> [Record set]
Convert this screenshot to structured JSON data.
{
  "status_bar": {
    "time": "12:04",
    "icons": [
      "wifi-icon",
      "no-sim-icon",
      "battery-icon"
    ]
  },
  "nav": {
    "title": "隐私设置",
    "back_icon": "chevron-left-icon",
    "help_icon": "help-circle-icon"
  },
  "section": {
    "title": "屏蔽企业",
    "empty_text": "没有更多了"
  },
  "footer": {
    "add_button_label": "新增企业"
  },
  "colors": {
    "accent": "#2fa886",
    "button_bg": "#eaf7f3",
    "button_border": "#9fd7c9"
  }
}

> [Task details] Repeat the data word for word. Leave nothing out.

> [Solution to this problem]
Convert this screenshot to structured JSON data.
{
  "status_bar": {
    "time": "12:04",
    "icons": [
      "wifi-icon",
      "no-sim-icon",
      "battery-icon"
    ]
  },
  "nav": {
    "title": "隐私设置",
    "back_icon": "chevron-left-icon",
    "help_icon": "help-circle-icon"
  },
  "section": {
    "title": "屏蔽企业",
    "empty_text": "没有更多了"
  },
  "footer": {
    "add_button_label": "新增企业"
  },
  "colors": {
    "accent": "#2fa886",
    "button_bg": "#eaf7f3",
    "button_border": "#9fd7c9"
  }
}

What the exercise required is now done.